More in News

Taxing district was independent, now part of city government

In a move that was philosophically opposed by a pair of council members, the city of Enumclaw has taken control of the local Transportation Benefit District. The move may not be noticeable to the general public, as the collection and distribution of money should be unchanged. Also, the people controlling the dollars and cents remain the same.

Wilbanks wins close Buckley race

It took a month, but Luke Wilbanks finally knows he’ll be occupying a seat on the Buckley City Council.

Smooth holiday travel requires planning, patience | Department of Transportation

No matter what your holiday plans, being prepared for winter conditions and holiday traffic will help make your trip smoother. The Washington State Department of Transportation urges all travelers to “know before you go” and plan ahead for smoother travel.

Pierce County burn ban lifted | Puget Sound Clean Air Agency Update

The weather may be getting colder, but burn bans have been called for multiple counties due to deteriorating air quality.

Local authors publish their first novels

Sometimes, you just can’t get an idea out of your head.
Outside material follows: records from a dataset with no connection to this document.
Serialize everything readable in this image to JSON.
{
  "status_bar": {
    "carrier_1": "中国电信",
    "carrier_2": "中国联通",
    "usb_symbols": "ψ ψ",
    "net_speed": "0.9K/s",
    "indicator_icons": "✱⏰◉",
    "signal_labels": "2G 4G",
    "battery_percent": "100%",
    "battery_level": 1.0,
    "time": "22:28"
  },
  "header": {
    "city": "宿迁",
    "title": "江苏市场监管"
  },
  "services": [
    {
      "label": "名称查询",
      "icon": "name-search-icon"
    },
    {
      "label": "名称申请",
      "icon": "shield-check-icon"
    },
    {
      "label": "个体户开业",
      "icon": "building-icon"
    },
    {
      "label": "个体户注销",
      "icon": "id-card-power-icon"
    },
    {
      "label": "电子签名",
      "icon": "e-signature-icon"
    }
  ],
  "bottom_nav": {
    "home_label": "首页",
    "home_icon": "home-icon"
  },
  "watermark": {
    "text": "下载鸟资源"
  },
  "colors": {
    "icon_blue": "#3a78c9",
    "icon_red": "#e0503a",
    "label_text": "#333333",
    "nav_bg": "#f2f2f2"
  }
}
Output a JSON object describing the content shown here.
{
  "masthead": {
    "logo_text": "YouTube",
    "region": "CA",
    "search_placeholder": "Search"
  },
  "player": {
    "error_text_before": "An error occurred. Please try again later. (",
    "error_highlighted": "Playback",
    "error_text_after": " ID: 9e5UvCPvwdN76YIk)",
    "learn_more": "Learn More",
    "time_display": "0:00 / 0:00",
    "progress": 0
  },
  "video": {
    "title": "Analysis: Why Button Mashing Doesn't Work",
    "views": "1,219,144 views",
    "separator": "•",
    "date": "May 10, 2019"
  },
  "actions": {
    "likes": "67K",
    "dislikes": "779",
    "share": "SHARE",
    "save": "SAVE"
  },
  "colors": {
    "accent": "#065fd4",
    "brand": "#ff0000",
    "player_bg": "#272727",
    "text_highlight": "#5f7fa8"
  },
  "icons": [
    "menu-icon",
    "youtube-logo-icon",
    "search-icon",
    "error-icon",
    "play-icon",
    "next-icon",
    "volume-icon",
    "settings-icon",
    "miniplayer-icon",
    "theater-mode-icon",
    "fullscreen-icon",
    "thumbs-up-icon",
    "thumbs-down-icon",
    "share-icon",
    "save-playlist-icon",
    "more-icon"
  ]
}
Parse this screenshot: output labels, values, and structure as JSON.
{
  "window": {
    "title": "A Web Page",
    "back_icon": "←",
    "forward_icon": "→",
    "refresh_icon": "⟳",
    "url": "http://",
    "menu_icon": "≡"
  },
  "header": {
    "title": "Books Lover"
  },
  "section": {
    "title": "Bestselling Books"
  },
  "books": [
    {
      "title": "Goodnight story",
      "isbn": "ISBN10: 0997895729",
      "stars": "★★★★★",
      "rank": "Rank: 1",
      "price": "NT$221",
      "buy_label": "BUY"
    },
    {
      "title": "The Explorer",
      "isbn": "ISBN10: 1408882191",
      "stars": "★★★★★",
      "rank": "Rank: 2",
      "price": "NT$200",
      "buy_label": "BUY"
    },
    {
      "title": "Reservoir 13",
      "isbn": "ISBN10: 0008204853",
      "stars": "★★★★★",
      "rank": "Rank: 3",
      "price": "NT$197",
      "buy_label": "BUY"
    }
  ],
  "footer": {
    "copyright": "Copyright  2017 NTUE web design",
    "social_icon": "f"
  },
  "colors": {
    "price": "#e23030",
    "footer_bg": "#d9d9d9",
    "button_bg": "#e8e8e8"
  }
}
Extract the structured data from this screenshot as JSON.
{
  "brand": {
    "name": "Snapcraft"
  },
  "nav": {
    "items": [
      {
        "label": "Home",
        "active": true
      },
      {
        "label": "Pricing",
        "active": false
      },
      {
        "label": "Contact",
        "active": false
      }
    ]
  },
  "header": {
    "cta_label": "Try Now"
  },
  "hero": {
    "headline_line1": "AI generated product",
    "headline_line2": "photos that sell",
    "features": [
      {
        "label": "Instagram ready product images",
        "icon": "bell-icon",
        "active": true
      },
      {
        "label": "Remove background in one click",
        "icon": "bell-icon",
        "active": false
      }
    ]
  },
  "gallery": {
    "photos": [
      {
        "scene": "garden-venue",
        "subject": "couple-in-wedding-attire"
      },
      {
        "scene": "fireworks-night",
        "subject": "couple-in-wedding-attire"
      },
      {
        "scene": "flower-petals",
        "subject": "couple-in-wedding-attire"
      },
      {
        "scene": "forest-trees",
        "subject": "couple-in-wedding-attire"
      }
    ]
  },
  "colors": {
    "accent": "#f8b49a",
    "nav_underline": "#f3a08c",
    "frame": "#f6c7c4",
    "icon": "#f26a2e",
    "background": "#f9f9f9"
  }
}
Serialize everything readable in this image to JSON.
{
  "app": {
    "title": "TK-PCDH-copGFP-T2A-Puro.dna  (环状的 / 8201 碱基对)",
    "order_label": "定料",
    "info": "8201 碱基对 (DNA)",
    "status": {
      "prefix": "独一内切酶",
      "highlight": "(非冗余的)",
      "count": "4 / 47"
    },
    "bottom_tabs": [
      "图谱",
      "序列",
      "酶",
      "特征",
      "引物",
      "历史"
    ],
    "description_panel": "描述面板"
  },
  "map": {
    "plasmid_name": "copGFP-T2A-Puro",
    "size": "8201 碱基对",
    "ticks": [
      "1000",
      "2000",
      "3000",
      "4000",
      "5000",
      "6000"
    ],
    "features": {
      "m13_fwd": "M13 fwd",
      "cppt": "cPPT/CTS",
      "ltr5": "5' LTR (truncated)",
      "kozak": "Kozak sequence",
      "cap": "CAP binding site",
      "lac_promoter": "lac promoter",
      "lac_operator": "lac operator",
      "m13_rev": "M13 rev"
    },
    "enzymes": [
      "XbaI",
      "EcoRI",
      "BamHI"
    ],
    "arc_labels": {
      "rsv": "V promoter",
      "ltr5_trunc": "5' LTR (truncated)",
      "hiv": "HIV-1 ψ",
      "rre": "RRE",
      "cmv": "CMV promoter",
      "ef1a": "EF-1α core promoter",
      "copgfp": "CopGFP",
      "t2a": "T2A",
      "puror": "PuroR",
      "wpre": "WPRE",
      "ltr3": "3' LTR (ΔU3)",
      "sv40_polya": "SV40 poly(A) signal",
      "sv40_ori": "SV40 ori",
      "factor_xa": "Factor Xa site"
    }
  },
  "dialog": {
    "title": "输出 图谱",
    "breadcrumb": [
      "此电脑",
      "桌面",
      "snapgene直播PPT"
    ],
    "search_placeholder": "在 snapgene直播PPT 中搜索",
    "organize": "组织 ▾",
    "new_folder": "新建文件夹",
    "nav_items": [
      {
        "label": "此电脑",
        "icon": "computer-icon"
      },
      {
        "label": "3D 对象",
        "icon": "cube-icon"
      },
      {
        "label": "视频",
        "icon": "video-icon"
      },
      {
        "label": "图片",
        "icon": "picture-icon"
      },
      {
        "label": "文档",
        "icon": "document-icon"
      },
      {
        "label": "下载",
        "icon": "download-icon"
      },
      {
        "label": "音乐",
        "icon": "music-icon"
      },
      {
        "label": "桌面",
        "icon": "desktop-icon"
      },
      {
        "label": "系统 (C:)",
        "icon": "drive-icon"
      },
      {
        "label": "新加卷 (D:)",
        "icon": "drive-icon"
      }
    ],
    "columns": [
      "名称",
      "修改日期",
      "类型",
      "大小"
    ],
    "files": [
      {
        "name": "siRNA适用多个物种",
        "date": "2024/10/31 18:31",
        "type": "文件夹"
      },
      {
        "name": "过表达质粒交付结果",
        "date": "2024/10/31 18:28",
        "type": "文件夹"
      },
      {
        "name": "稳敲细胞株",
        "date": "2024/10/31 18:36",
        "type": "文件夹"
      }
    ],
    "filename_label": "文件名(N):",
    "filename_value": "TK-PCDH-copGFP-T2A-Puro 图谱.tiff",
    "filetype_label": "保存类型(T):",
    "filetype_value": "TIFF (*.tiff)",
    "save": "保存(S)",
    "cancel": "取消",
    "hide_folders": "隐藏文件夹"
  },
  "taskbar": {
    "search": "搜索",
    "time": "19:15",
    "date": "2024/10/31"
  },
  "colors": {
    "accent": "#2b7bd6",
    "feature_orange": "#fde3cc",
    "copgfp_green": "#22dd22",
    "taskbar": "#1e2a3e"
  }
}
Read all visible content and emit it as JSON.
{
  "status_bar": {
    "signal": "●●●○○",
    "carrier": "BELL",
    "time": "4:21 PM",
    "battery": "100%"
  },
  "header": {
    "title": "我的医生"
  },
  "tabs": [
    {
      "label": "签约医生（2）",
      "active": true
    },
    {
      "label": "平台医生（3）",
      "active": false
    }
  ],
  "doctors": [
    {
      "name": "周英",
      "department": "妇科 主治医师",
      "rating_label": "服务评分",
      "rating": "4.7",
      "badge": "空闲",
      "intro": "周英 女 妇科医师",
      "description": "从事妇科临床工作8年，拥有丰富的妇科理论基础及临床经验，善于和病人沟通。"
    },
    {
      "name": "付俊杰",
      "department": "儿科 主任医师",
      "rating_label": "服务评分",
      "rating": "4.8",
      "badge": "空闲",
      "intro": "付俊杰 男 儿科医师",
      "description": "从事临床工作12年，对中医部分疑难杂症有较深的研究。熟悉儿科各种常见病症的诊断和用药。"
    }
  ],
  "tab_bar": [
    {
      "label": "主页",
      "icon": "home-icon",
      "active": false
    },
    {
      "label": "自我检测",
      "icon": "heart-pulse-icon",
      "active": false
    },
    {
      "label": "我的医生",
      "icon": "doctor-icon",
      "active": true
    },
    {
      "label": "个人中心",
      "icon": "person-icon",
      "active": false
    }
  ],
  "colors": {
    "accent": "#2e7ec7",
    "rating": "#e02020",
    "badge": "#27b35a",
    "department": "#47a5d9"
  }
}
For two local authors, this certainly has been the case. Since they were kids, James Peet of Enumclaw and Tommy Rice of Bonney Lake had some ideas in their heads, ones that never quite left them, even as they grew older, got jobs, and settled down with their wives and kids of their own.

Scammers posing as the State Supreme Court Clerk | Office of the Attorney General

Scammers are posing as the Washington State Supreme Court Clerk to call Washingtonians to demand money and threaten arrest. The fraudulent calls have so far targeted individuals with Hispanic last names.

Enumclaw’s Van Hulse to compete in national music showcase

Erik Van Hulse, who also goes by his stage name Siboh Nisoh, has been working toward this big break for almost as long as he can remember.

Kiwanis honor four as Students of the Month

Members of the Buckley Kiwanis Club honored a trio of “Students of the Month” during an Nov. 16 gathering.

Pepper addresses ‘false’ recall charges in community meeting

The meeting, held at the Black Diamond library, was a chance for voters to have “an opportunity to hear from both sides before they decide to sign,” the recall petition, Pepper wrote in an announcement for the meeting.

Most Read